Grow an Indoor Kitchen Garden
Photo by Crystal Liepa / Courtesy of Cool Springs Press
Imagine this: It’s minus 27 degrees F outside, but indoors, where it’s warm and toasty, your windowsills and bookshelves are lined with pots and planters of tasty microgreens, nutritious Swiss chard, baby lettuces and even cherry tomatoes.
Growing an edible garden indoors may sound like wishful thinking, but Elizabeth Millard, author of Indoor Kitchen Gardening: Turn Your Home Into a Year-round Vegetable Garden (Cool Springs Press), says if she can do it, you can, too. Millard ought to know; she’s been raising fresh food in her Minnesota home for years, while the frigid winter weather rages outdoors.
Millard and her partner, Karla Pankow, started growing their own fruits and vegetables after what she calls a “life-changing” trip to Africa on behalf of Habitat for Humanity. That’s where the two “started thinking about sustainability, real foods and the idea of community gardening,” she says.
Photo by Crystal Leipa / Cool Springs Press
Elizabeth Millard (right), author of Indoor Kitchen Gardening, and her partner Karla Pankow
“I started playing around and experimenting with plant starts in the house. I’ve killed every houseplant I’ve ever had, but Karla had experience with a family farm.”
With Pankow’s help, Millard began sowing and harvesting microgreens and dabbling with other crops. “Even my failures gave me the confidence to go forward. Some things didn’t work, but some did.” Eventually the pair opened Bossy Acres, an organic community farm based in Minneapolis.

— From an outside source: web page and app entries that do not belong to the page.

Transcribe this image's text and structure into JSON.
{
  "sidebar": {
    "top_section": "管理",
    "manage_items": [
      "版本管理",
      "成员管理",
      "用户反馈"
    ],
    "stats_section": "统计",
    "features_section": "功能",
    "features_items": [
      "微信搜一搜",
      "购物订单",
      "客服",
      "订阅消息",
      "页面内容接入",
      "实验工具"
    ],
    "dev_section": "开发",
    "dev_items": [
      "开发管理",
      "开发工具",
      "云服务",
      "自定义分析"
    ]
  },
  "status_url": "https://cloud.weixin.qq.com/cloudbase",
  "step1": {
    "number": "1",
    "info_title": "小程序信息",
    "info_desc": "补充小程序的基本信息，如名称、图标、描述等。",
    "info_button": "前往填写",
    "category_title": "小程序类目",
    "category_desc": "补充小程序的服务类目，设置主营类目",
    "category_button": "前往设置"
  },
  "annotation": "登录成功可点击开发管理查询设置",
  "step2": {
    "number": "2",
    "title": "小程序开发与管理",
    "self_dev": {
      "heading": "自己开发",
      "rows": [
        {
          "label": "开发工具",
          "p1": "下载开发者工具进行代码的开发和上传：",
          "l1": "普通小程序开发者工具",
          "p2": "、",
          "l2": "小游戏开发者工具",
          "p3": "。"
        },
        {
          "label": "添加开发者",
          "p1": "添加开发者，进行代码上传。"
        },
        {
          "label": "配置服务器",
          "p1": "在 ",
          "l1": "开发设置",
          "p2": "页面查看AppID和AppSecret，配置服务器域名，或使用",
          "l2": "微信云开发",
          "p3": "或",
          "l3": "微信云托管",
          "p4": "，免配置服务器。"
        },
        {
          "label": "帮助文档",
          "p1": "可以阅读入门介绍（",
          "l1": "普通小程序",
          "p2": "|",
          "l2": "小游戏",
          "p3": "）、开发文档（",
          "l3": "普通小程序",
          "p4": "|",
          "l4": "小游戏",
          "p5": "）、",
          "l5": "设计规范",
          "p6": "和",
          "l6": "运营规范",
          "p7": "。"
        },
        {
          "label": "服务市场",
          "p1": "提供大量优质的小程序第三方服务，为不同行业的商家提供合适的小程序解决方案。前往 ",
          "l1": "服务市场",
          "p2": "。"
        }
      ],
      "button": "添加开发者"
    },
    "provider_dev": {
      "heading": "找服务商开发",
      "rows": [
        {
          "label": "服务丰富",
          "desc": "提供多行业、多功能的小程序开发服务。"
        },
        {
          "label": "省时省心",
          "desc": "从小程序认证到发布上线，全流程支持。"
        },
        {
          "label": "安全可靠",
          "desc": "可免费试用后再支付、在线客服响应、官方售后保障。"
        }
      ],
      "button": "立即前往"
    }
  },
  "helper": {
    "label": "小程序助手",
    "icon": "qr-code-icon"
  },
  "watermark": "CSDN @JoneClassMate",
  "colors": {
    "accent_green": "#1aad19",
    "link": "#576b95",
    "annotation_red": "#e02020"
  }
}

Millard’s book is a guide for gardeners who want to extend their own harvests, whether they live in in cold climates or regions with long growing seasons. “There’s a certain thrill in seeing a Swiss chard sprout,” she has written, “and if you’re wearing your pajamas at the time, excitement is doubled.”
Microgreens are one of her favorite indoor crops and she likes cress because it sprouts fast and is easy to grow. She also grows radish tops for their peppery, spicy flavor. “Carrot tops are great, too, and taste just like full-grown carrots—it’s the craziest thing.”
“Onion tops are good, but they’re strong. A thimble full is too much. Beet tops take a little longer to grow, but they’re gorgeous, with electric red stems. It’s like growing neon! Remember, microgreens are nutrient-dense, so you don’t have to make a whole salad out of them. Use them as condiments.”
If you’re an ambitious indoor gardener, Millard says tomatoes, mushroom and even peppers aren’t easy to grow—in fact, she puts them in the “extra credit section”—but they’re not impossible. For best results, she recommends planting compact or dwarf varieties, and not trying to grow regular-sized vegetables.
Another key to success is finding the right location in your home. Even if it's not your kitchen, chances are that you can find or make a good spot. Successful indoor gardening, she says, depends on having adequate light. While you’ll probably have enough natural light from your windows to grow plants in the spring or summer, she explains that most gardeners will need some form of supplemental lighting the rest of the year, and her book discusses various options. Warm, sunny, south-facing windows are your best choice.
“You also need the right amount of daylight hours. Plants need a day and a night, and the timing is important so they can ‘sleep,’ much like we do. A southern exposure usually provides the most UV light and is as close to the length of a normal day as you can get.”
Indoor edibles also need good airflow, something that Millard says most of us overlook. “It’s important for plants to have a little wind to help prevent mold and rot, and to encourage them to grow strong.” She uses small, inexpensive fans from a local hardware store to occasionally stir the air around her plants, but she doesn’t let the fans blow directly on them.
Humidity matters too, especially if your home is dry. “You don’t need a humidifier if you mist occasionally. Or you can put a pan of water on top of a heating vent in the room.” As for potting soil, she prefers a good indoor potting mix with vermiculite and perlite. "Just don't use ordinary soil from outside."
Growing your own fresh foods indoors is easier than it seems, Millard says, and the payoff is rich in fresh flavor.
Best Edibles for Your Indoor Kitchen Garden:
- Pet grass (sometimes called cat grass)
- Hot peppers
- Pea shoots
- Sunflower shoots
- Nasturtium shoots